**What this task involves**
Could you give back the records exactly, taking out the pictures?

[Dataset rows describing interfaces]
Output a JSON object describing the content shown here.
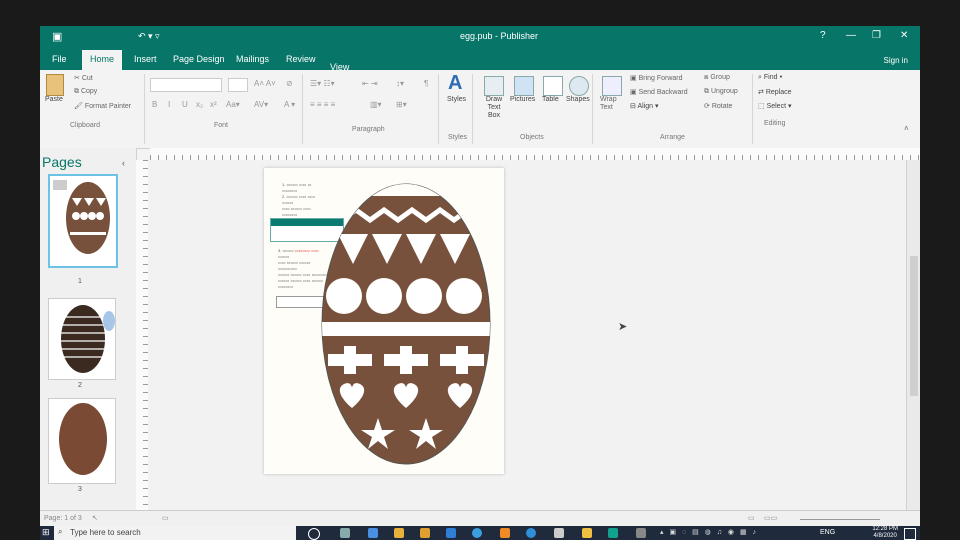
{
  "titlebar": {
    "doc_title": "egg.pub - Publisher",
    "help": "?",
    "minimize": "—",
    "restore": "❐",
    "close": "✕"
  },
  "tabs": [
    "File",
    "Home",
    "Insert",
    "Page Design",
    "Mailings",
    "Review",
    "View"
  ],
  "signin": "Sign in",
  "ribbon": {
    "clipboard": {
      "paste": "Paste",
      "cut": "Cut",
      "copy": "Copy",
      "format_painter": "Format Painter",
      "label": "Clipboard"
    },
    "font_label": "Font",
    "paragraph_label": "Paragraph",
    "styles": {
      "btn": "Styles",
      "label": "Styles"
    },
    "objects": {
      "draw_text_box": "Draw Text Box",
      "pictures": "Pictures",
      "table": "Table",
      "shapes": "Shapes",
      "label": "Objects"
    },
    "arrange": {
      "wrap_text": "Wrap Text",
      "bring_forward": "Bring Forward",
      "send_backward": "Send Backward",
      "align": "Align",
      "group": "Group",
      "ungroup": "Ungroup",
      "rotate": "Rotate",
      "label": "Arrange"
    },
    "editing": {
      "find": "Find",
      "replace": "Replace",
      "select": "Select",
      "label": "Editing"
    }
  },
  "pages_panel": {
    "title": "Pages",
    "page_numbers": [
      "1",
      "2",
      "3"
    ]
  },
  "status": {
    "page": "Page: 1 of 3"
  },
  "taskbar": {
    "search_placeholder": "Type here to search",
    "lang": "ENG",
    "time": "12:28 PM",
    "date": "4/8/2020"
  },
  "colors": {
    "brand": "#077568",
    "egg_brown": "#77513c",
    "egg_white": "#ffffff"
  }
}
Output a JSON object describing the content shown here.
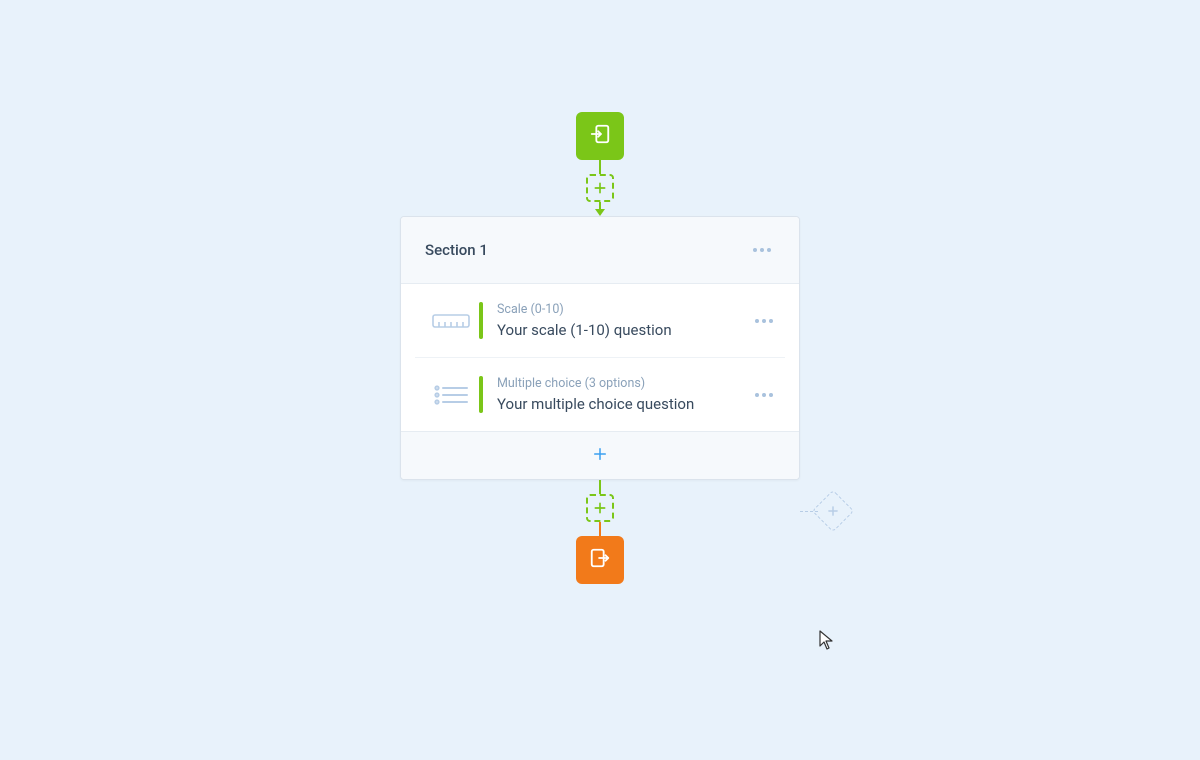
{
  "flow": {
    "section": {
      "title": "Section 1",
      "questions": [
        {
          "type_label": "Scale (0-10)",
          "text": "Your scale (1-10) question",
          "icon": "ruler"
        },
        {
          "type_label": "Multiple choice (3 options)",
          "text": "Your multiple choice question",
          "icon": "list"
        }
      ]
    }
  },
  "colors": {
    "start": "#7bc618",
    "end": "#f27a1a",
    "accent_blue": "#3a9ff0",
    "icon_muted": "#b7cde6"
  }
}
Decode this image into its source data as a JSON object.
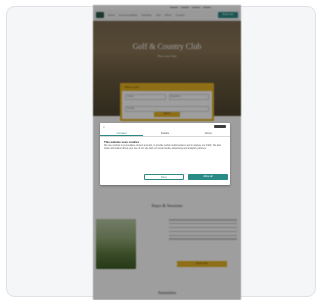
{
  "nav": {
    "links": [
      "Home",
      "Accommodation",
      "Activities",
      "Golf",
      "Offers",
      "Contact"
    ],
    "cta": "Book now"
  },
  "hero": {
    "title": "Golf & Country Club",
    "subtitle": "Plan your stay",
    "booking": {
      "heading": "Book a room",
      "field_arrival": "Arrival",
      "field_departure": "Departure",
      "field_guests": "Guests",
      "submit": "Search"
    }
  },
  "consent": {
    "close": "×",
    "tabs": [
      "Consent",
      "Details",
      "About"
    ],
    "heading": "This website uses cookies",
    "body": "We use cookies to personalise content and ads, to provide social media features and to analyse our traffic. We also share information about your use of our site with our social media, advertising and analytics partners.",
    "decline": "Deny",
    "allow": "Allow all"
  },
  "section1": {
    "title": "Stays & Sessions",
    "more": "Read more"
  },
  "section2": {
    "title": "Amenities"
  }
}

**Final answer**
Output a JSON object describing the content shown here.
{
  "titlebar": {
    "doc_title": "egg.pub - Publisher",
    "help": "?",
    "minimize": "—",
    "restore": "❐",
    "close": "✕"
  },
  "tabs": [
    "File",
    "Home",
    "Insert",
    "Page Design",
    "Mailings",
    "Review",
    "View"
  ],
  "signin": "Sign in",
  "ribbon": {
    "clipboard": {
      "paste": "Paste",
      "cut": "Cut",
      "copy": "Copy",
      "format_painter": "Format Painter",
      "label": "Clipboard"
    },
    "font_label": "Font",
    "paragraph_label": "Paragraph",
    "styles": {
      "btn": "Styles",
      "label": "Styles"
    },
    "objects": {
      "draw_text_box": "Draw Text Box",
      "pictures": "Pictures",
      "table": "Table",
      "shapes": "Shapes",
      "label": "Objects"
    },
    "arrange": {
      "wrap_text": "Wrap Text",
      "bring_forward": "Bring Forward",
      "send_backward": "Send Backward",
      "align": "Align",
      "group": "Group",
      "ungroup": "Ungroup",
      "rotate": "Rotate",
      "label": "Arrange"
    },
    "editing": {
      "find": "Find",
      "replace": "Replace",
      "select": "Select",
      "label": "Editing"
    }
  },
  "pages_panel": {
    "title": "Pages",
    "page_numbers": [
      "1",
      "2",
      "3"
    ]
  },
  "status": {
    "page": "Page: 1 of 3"
  },
  "taskbar": {
    "search_placeholder": "Type here to search",
    "lang": "ENG",
    "time": "12:28 PM",
    "date": "4/8/2020"
  },
  "colors": {
    "brand": "#077568",
    "egg_brown": "#77513c",
    "egg_white": "#ffffff"
  }
}
Output a JSON object describing the content shown here.
{
  "flow": {
    "section": {
      "title": "Section 1",
      "questions": [
        {
          "type_label": "Scale (0-10)",
          "text": "Your scale (1-10) question",
          "icon": "ruler"
        },
        {
          "type_label": "Multiple choice (3 options)",
          "text": "Your multiple choice question",
          "icon": "list"
        }
      ]
    }
  },
  "colors": {
    "start": "#7bc618",
    "end": "#f27a1a",
    "accent_blue": "#3a9ff0",
    "icon_muted": "#b7cde6"
  }
}
Decode this image into its source data as a JSON object.
{
  "nav": {
    "links": [
      "Home",
      "Accommodation",
      "Activities",
      "Golf",
      "Offers",
      "Contact"
    ],
    "cta": "Book now"
  },
  "hero": {
    "title": "Golf & Country Club",
    "subtitle": "Plan your stay",
    "booking": {
      "heading": "Book a room",
      "field_arrival": "Arrival",
      "field_departure": "Departure",
      "field_guests": "Guests",
      "submit": "Search"
    }
  },
  "consent": {
    "close": "×",
    "tabs": [
      "Consent",
      "Details",
      "About"
    ],
    "heading": "This website uses cookies",
    "body": "We use cookies to personalise content and ads, to provide social media features and to analyse our traffic. We also share information about your use of our site with our social media, advertising and analytics partners.",
    "decline": "Deny",
    "allow": "Allow all"
  },
  "section1": {
    "title": "Stays & Sessions",
    "more": "Read more"
  },
  "section2": {
    "title": "Amenities"
  }
}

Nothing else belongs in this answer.